Let's take a quick trip back. We're going back to your childhood. Hopefully, for the sake of the article, you learned to ride a bike at some point. If not, then maybe you learned how to swim, learned to walk or learned to talk. The task is not what's important, just pick something that you learned to do that wasn't inherently easy... at first.
Sticking with the bike analogy, you probably fell once or twice. Maybe you ran your bike into wet cement while wearing open toe sandals and cried all the way home. Or maybe you made the smart decision to ride your bike and carry a rake at the same time, resulting in the handle of the rake finding its way into the spokes of your front tire, causing the entire bike to do a front flip and you doing your best attempt at a cement swan dive... me + bike + cement = the ER people knew me on a first name basis.
My point with all of these two-wheeled shenanigans is that we often fail at what we first attempt. Rarely do we succeed on our first go round. What we do after that failure is what's crucial.
Most of us got back up, dusted ourselves off, hopped back on the bike (perhaps after some coaxing from our parents) and tried again. We continued this process until we succeeded and mastered it.
However, there are some of us out there who gave up. We fell, we got scared, or worse, scarred. We decided riding a bike just wasn't for us.
To this day, most likely, a bicycle is just seen as a trivial thing. It's not until we look deeply at ourselves that we realize how not trying again impacts us significantly more.
This concept carries over into adulthood. Hopefully, you have continued to try new things. Some of them, more than likely most, we fail at initially. But, just as with the bike, it's what you do afterward that truly matters.
The best way to do something right, is to do it wrong. Reread that sentence and let it sink in. That's right, making mistakes is the best learning tool we have.
In order to grow, we must continually learn new tools. We must read new books, watch new videos, experience new things and try new endeavors.
In order to succeed, we must try again regardless of how many times we fail. I've known people who hate failure. They think it's the territory of losers and quitters. Those who aren't good enough fail.
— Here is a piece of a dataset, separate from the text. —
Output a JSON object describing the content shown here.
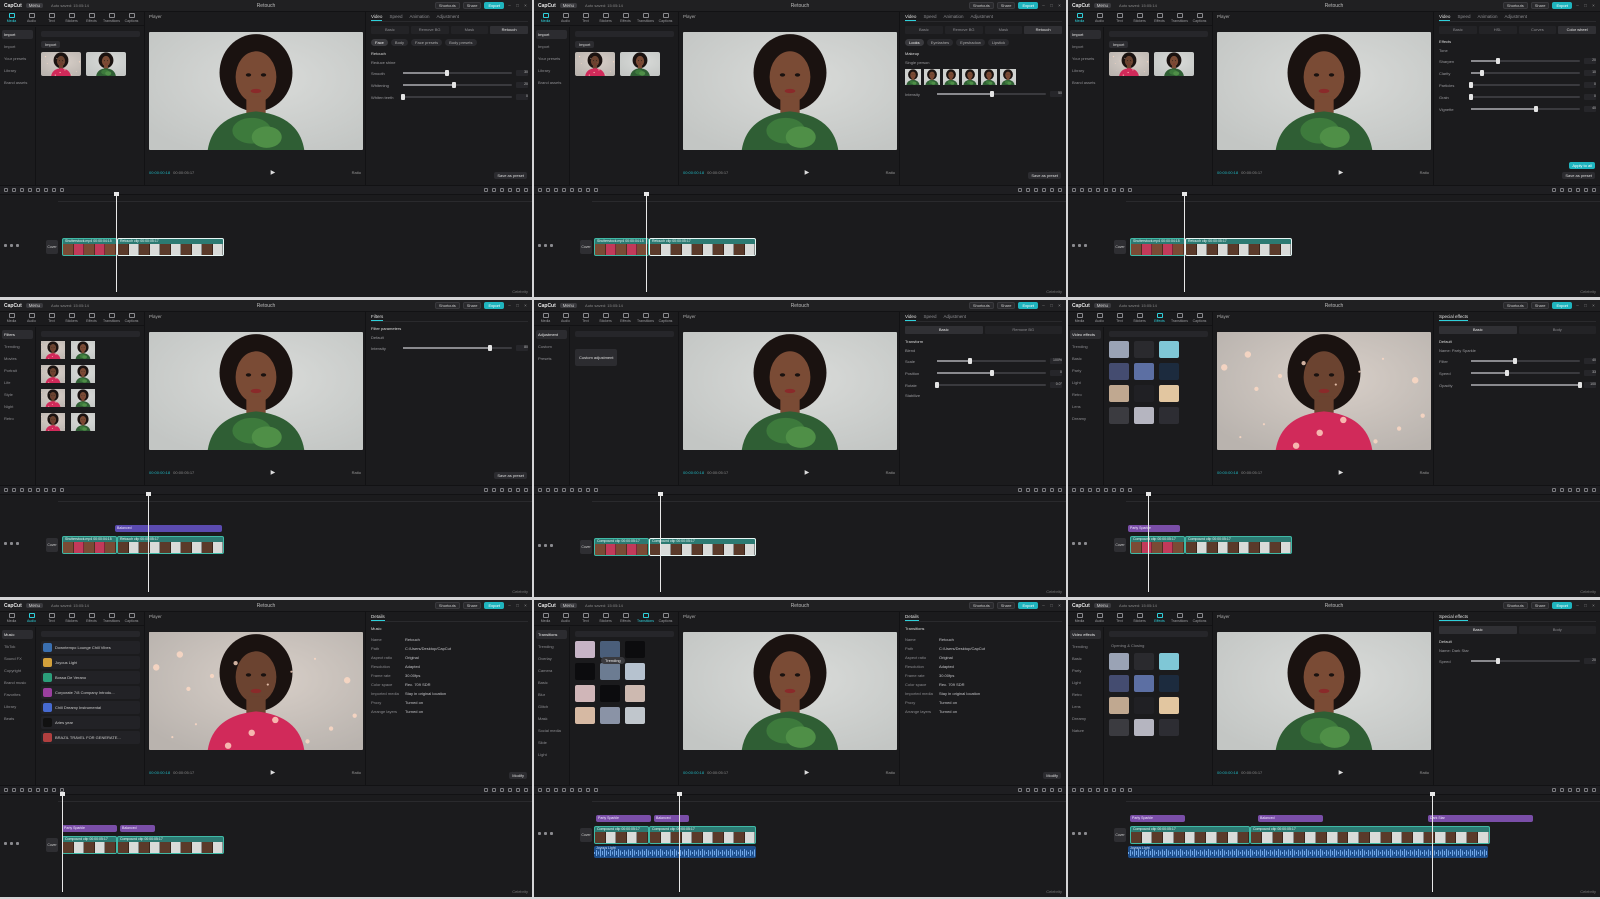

It couldn't be further from the truth. It takes the truly brave to admit they failed, to pick themselves up and get back at it. It's a coward who claims they never fail. It's a scared individual who says they always win.
Do not fear failure. Instead seek it out. When you fail, it's a sign that you can get better. When you get better, you grow. Therefore failure equals growth. Simple as that.
If you give up after failing, you run the risk of your failure haunting you forever. Anytime someone brings up the failed subject, you'll nervously laugh and dismiss it. You may have even convinced yourself that it really didn't matter, but deep down you know the truth. You have to overcome failure.
Take this concept with you wherever you go. It will help you to no longer fear failure. It will help you to seek it out and embrace it, knowing how much better you are for having endured it.
Until next time, fail my friends. Fail and grow. Fail and learn. Fail and succeed. As always, thank you for reading. Make the rest of your day fantastic. Now go be awesome!
Andy Frisch, NASM CPT, CES, PES, WFS, IFT, NESTA FNC, is a personal trainer and nutrition coach who enjoys working with clients of all shapes, sizes and ages. He currently train clients at Sports Village Fitness in Lebanon, works with clients online at www.FreshEvolutionFitness.com and frequently posts videos on his YouTube channel. He may be contacted at firstname.lastname@example.org.